Washington | People who take photos of their experiences usually enjoy events more than those who do not click pictures, a new study suggests.
To the best of our knowledge, this research is the first extensive investigation examining how taking photos affects people’s enjoyment of their experiences, said Kristin Diehl from University of Southern California in the US.
We show that, relative to not taking photos, photography can heighten enjoyment of positive experiences by increasing engagement, said Diehl. Diehl along with researchers from Yale University and University of Pennsylvania in the US outlined a series of nine experiments involving over 2,000 participants in the field and the lab designed to examine the effect of taking photographs of an experience on people’s enjoyment of an activity.
In each experiment, individuals were asked to participate in an activity (for example, taking a bus tour or eating in a food court) and were either instructed to take photos during the activity or not. Afterwards, participants completed a survey designed to measure not only their enjoyment but their engagement in the experience.
In almost every case, people who took photographs reported higher levels of enjoyment. While people might think that stopping to take photographs would detract from the whole experience and make it less pleasurable, participants who took photos reported being more engaged in the activity, the study found.
One critical factor that has been shown to affect enjoyment is the extent to which people are engaged with the experience, researchers said. They found that photo-taking naturally draws people more into the experience. In one experiment, individuals were instructed to take a self-guided tour of a museum exhibit while wearing glasses that tracked their eye movements.
Researchers found that those who took photos spent more time examining the artifacts in the exhibit than those who simply observed. There were some conditions, though, where picture-taking did not have a positive effect, such as when the participant was already actively engaged in the experience. For example, in one experiment, individuals were asked either to participate in an arts and crafts project or to observe one.
While taking photos increased the enjoyment of observers, it did not affect enjoyment of those actively taking part in the experience, researchers said. They also found that this effect is not limited to the action of taking pictures.
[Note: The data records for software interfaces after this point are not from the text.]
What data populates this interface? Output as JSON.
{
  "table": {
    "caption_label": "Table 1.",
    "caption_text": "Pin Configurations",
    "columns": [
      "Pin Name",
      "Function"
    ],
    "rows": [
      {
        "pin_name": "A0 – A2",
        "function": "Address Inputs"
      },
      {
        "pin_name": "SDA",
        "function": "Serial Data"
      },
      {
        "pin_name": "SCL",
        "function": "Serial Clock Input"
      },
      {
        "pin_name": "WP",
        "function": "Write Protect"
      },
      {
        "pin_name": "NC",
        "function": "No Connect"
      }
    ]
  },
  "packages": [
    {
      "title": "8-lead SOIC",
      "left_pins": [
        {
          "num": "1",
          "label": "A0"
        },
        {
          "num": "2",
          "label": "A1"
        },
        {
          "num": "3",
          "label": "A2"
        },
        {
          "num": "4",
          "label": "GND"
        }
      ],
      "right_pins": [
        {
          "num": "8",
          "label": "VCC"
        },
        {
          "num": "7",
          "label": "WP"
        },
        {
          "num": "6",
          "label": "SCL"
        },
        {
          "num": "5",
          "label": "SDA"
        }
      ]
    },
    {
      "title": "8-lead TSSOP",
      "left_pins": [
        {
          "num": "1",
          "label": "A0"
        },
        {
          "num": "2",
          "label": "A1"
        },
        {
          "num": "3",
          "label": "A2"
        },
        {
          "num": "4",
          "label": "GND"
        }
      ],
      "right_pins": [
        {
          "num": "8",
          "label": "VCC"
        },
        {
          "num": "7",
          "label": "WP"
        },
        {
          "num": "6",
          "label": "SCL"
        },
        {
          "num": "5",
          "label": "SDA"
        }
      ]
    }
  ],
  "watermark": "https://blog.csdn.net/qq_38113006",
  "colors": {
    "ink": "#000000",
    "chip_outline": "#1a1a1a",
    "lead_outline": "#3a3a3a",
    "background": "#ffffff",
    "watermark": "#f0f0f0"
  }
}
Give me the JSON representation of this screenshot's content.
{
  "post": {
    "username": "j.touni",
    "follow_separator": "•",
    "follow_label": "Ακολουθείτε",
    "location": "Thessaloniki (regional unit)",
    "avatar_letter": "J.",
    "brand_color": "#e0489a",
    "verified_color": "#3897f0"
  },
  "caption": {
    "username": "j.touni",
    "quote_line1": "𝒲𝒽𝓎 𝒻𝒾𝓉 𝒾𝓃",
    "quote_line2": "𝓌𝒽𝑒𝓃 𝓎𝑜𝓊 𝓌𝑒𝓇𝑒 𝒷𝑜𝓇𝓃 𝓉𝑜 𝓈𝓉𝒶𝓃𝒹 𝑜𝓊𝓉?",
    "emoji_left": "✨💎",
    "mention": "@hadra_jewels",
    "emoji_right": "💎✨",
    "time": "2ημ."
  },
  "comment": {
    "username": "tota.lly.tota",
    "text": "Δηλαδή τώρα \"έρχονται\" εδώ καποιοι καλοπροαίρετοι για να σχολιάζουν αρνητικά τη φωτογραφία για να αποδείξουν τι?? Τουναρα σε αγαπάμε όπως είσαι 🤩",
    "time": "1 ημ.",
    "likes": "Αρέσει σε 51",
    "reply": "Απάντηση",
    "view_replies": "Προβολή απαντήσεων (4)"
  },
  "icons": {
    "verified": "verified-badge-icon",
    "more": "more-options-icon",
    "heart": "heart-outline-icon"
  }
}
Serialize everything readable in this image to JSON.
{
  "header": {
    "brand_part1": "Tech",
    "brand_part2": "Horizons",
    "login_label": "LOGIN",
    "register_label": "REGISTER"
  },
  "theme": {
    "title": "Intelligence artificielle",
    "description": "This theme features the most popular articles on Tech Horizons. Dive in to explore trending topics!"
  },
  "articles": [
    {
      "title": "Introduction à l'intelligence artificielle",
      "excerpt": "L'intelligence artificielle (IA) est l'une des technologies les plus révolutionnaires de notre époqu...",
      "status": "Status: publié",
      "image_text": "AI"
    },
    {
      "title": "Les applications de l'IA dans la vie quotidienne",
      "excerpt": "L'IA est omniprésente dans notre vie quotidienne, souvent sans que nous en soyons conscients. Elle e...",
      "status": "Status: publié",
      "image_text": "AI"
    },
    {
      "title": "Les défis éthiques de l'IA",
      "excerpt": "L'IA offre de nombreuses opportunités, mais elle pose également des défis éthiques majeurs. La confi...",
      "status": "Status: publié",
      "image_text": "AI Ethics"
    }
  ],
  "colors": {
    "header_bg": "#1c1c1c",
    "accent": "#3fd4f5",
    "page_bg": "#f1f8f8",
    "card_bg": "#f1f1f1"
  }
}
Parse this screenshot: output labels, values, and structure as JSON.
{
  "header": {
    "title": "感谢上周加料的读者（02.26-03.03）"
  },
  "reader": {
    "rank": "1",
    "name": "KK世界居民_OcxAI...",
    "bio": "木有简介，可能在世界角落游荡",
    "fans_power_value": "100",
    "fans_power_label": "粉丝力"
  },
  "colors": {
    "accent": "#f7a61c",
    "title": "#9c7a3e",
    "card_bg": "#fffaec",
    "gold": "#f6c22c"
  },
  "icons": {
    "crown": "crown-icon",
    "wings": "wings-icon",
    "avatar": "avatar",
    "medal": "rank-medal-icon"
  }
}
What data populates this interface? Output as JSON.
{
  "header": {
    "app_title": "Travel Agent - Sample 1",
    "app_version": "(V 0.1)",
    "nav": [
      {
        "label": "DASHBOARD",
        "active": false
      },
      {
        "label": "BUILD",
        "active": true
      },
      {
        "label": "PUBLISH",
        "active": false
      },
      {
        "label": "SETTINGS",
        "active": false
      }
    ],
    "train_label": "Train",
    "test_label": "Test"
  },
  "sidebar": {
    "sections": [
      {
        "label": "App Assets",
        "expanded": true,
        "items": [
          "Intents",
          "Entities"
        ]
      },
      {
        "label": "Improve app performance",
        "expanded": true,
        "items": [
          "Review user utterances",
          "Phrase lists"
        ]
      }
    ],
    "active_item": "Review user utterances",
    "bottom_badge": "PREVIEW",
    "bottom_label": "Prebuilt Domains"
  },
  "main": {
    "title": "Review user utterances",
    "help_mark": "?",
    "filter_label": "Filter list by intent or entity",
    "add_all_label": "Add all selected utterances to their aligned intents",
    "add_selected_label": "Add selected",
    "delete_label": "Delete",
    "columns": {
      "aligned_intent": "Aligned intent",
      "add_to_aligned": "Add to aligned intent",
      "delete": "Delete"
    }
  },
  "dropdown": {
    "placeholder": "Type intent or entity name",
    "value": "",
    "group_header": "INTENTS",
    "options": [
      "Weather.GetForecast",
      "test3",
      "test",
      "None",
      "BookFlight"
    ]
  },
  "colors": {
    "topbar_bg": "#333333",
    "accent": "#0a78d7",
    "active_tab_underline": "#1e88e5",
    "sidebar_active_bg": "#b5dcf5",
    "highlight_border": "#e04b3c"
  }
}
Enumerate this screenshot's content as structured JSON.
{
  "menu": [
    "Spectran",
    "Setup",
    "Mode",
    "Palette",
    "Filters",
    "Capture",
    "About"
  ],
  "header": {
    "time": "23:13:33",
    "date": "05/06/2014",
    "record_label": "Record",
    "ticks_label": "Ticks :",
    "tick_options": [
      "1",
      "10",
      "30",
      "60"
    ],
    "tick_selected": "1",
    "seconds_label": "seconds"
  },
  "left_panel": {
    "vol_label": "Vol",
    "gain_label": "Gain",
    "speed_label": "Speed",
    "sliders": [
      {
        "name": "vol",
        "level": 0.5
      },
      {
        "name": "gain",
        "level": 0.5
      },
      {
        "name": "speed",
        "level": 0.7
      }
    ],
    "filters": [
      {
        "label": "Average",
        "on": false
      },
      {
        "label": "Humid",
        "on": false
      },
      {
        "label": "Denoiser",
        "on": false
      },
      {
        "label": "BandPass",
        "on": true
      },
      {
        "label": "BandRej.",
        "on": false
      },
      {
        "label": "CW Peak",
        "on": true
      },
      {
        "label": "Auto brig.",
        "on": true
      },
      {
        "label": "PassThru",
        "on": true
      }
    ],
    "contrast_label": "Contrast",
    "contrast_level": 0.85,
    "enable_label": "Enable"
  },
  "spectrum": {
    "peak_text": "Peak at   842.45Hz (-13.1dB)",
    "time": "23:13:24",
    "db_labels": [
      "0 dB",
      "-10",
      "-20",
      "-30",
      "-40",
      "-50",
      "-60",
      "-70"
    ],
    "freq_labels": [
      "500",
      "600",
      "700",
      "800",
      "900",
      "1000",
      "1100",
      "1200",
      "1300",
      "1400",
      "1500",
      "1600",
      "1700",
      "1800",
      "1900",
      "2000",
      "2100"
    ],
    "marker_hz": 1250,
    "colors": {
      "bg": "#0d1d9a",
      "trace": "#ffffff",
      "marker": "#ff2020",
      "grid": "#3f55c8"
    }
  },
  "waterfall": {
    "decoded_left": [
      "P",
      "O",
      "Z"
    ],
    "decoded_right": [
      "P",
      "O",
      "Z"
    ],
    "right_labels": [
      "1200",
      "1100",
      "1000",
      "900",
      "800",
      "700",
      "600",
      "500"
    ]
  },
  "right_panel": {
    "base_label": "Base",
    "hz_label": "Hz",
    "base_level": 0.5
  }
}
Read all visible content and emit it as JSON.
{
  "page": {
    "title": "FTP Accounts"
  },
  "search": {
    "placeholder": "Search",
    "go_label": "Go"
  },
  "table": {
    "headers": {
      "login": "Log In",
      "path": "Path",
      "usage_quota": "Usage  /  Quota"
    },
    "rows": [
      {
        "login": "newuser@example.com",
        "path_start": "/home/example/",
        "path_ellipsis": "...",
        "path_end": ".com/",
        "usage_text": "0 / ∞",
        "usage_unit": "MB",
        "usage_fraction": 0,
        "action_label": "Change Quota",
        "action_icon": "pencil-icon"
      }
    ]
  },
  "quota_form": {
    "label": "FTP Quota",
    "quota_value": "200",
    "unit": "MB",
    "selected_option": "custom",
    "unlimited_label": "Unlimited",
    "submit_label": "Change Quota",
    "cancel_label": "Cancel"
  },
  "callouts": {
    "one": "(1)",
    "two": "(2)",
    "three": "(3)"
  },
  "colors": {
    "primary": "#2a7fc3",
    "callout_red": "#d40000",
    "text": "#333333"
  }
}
Participants in one experiment reported higher levels of enjoyment after just taking mental pictures as they were going through the experience. While photo-taking can increase enjoyment in many circumstances, this effect requires active participation, researchers said.
Subscribe to our email newsletter.